Schoenfels Castle was built as a fortified keep in 1292 by a Ferri, alias Friedrich von Schoenfels. Later the castle passed to the Von Ansembourg family through marriage and later still to the Von Sassenheim family.
At the beginning of the 16th century a Henri Schloeder von Lachen became Lord of Schoenfels.
Even though Schoenfels Castle had no real strategical purpose, the French army demolished its defences in 1683. In 1690 the castle and the village were burned to the ground during a battle between Theodor von Neunheuser and the Lords of Brandenbourg.
A descendant of Von Neunheuser sold the castle in 1813 to JB. Thorn-Suttor, who was governor of Luxembourg during the Belgian period between 1831-1839. In 1818 he also bought Hollenfels Castle.
In 1840 he sold both castles to J. Engler, a senator from Brussels. His son-in-law, the Baron A. Goethals built a mansion beside the keep. He probably also gave the medieval keep its neo-gothic roof.
A couple of other owners followed until 1971 when the castle became state property. In 1976 the state tore down the 19th century mansion beside the keep.
At present the keep is said to be renovated, although I didn't see any evidence of recent work activity, so it is inaccessible.
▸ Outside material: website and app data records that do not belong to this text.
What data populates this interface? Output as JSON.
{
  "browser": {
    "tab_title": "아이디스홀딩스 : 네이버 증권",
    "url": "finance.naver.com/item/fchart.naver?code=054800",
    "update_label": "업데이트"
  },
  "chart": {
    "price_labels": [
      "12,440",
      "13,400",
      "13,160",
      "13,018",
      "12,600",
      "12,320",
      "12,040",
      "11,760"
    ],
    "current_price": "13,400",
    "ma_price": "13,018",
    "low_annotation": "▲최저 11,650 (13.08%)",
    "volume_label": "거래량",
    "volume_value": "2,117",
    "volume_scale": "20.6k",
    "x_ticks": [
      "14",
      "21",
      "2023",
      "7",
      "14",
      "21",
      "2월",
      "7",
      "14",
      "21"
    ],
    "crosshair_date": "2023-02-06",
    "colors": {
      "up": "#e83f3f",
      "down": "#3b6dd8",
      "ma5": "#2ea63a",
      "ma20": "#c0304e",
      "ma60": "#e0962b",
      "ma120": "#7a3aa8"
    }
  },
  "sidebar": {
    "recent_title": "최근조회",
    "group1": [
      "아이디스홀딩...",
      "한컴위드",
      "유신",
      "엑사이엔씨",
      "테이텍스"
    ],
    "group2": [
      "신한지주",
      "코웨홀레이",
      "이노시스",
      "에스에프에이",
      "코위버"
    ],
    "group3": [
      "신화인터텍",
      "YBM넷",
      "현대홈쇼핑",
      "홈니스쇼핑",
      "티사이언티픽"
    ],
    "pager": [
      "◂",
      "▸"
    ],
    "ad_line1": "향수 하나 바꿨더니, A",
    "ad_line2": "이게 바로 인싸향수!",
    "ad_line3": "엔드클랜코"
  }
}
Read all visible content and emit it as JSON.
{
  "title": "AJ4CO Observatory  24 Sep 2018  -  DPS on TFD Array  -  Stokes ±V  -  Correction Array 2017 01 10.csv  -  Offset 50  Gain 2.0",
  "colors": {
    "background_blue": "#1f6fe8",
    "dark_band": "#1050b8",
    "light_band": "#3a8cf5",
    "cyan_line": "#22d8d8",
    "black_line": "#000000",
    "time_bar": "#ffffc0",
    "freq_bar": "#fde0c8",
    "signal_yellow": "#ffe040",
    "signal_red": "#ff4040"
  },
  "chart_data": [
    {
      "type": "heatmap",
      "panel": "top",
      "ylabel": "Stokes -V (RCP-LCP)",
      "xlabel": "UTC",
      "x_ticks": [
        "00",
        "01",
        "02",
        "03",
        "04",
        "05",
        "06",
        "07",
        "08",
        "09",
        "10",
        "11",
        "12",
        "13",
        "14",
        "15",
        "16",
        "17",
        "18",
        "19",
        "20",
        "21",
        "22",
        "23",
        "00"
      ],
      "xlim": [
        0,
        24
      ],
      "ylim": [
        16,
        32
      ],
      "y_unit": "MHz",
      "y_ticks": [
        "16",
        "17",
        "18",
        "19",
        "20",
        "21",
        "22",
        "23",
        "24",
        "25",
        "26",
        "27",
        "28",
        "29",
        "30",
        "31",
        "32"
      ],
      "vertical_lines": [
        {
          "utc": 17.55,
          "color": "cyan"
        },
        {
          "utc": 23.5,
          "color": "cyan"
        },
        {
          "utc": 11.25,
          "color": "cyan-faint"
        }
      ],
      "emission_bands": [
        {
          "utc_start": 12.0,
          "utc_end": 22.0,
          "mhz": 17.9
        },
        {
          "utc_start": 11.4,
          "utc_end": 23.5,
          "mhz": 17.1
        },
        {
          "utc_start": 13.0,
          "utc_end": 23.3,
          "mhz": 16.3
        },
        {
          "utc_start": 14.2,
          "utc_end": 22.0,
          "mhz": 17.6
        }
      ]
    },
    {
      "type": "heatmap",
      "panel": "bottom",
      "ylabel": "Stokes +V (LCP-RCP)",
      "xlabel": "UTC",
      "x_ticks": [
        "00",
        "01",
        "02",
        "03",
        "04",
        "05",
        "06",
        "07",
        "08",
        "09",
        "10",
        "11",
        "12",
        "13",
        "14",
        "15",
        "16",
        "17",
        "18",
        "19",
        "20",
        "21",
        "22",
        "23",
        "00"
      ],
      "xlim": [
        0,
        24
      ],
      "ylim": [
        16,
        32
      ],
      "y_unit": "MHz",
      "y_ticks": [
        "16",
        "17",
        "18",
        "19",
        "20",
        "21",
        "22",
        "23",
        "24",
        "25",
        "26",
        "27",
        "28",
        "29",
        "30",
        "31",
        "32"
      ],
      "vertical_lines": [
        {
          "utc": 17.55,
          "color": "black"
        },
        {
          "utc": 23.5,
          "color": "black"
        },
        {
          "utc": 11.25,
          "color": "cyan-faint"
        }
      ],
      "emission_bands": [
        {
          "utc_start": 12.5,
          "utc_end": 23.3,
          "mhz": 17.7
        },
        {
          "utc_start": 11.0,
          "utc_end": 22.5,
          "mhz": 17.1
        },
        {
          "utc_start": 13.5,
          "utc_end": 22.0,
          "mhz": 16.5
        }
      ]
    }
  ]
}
You can freely walk through the gardens and the courtyard. It's a nice keep, too bad I couldn't get inside.